|WO2013054284A1||Oct 11, 2012||Apr 18, 2013||Biancalani Tommaso||Sanitizing device for toothbrushes|
|WO2015000040A2||Jun 23, 2014||Jan 8, 2015||Michel Cuvelier||Dental hygiene station|
|U.S. Classification||206/209.1, 206/362.1|
|International Classification||A61L2/26, A47K1/09, A61L2/18, A46B17/06|
|Cooperative Classification||A47K1/09, A46B17/06, A61L2/18, A61L2202/182, A61L2/26|
|European Classification||A47K1/09, A61L2/26, A61L2/18, A46B17/06|
|Aug 16, 2006||FPAY||Fee payment|
Year of fee payment: 4
|Mar 14, 2011||REMI||Maintenance fee reminder mailed|

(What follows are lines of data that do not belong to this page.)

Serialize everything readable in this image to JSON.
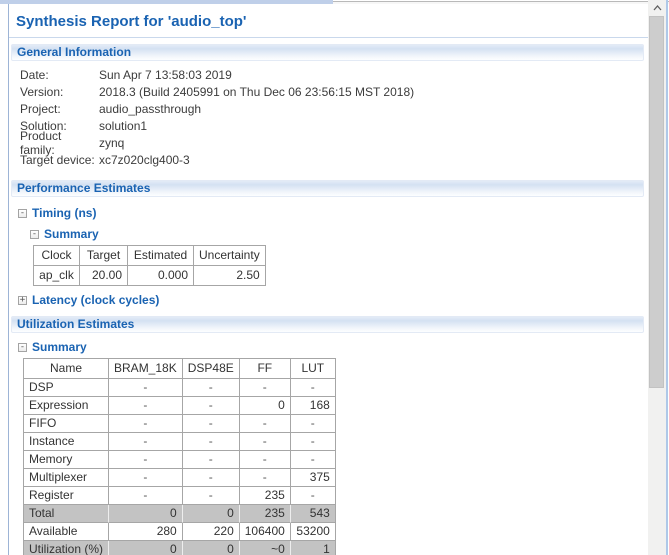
{
  "title": "Synthesis Report for 'audio_top'",
  "icons": {
    "collapse": "-",
    "expand": "+"
  },
  "general_information": {
    "header": "General Information",
    "fields": [
      {
        "label": "Date:",
        "value": "Sun Apr 7 13:58:03 2019"
      },
      {
        "label": "Version:",
        "value": "2018.3 (Build 2405991 on Thu Dec 06 23:56:15 MST 2018)"
      },
      {
        "label": "Project:",
        "value": "audio_passthrough"
      },
      {
        "label": "Solution:",
        "value": "solution1"
      },
      {
        "label": "Product family:",
        "value": "zynq"
      },
      {
        "label": "Target device:",
        "value": "xc7z020clg400-3"
      }
    ]
  },
  "performance_estimates": {
    "header": "Performance Estimates",
    "timing_label": "Timing (ns)",
    "timing_summary_label": "Summary",
    "latency_label": "Latency (clock cycles)",
    "timing_table": {
      "headers": [
        "Clock",
        "Target",
        "Estimated",
        "Uncertainty"
      ],
      "rows": [
        [
          "ap_clk",
          "20.00",
          "0.000",
          "2.50"
        ]
      ]
    }
  },
  "utilization_estimates": {
    "header": "Utilization Estimates",
    "summary_label": "Summary",
    "table": {
      "headers": [
        "Name",
        "BRAM_18K",
        "DSP48E",
        "FF",
        "LUT"
      ],
      "rows": [
        [
          "DSP",
          "-",
          "-",
          "-",
          "-"
        ],
        [
          "Expression",
          "-",
          "-",
          "0",
          "168"
        ],
        [
          "FIFO",
          "-",
          "-",
          "-",
          "-"
        ],
        [
          "Instance",
          "-",
          "-",
          "-",
          "-"
        ],
        [
          "Memory",
          "-",
          "-",
          "-",
          "-"
        ],
        [
          "Multiplexer",
          "-",
          "-",
          "-",
          "375"
        ],
        [
          "Register",
          "-",
          "-",
          "235",
          "-"
        ],
        [
          "Total",
          "0",
          "0",
          "235",
          "543"
        ],
        [
          "Available",
          "280",
          "220",
          "106400",
          "53200"
        ],
        [
          "Utilization (%)",
          "0",
          "0",
          "~0",
          "1"
        ]
      ]
    }
  }
}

|Aug 5, 2011||LAPS||Lapse for failure to pay maintenance fees|
|Sep 27, 2011||FP||Expired due to failure to pay maintenance fee|
Effective date: 20110805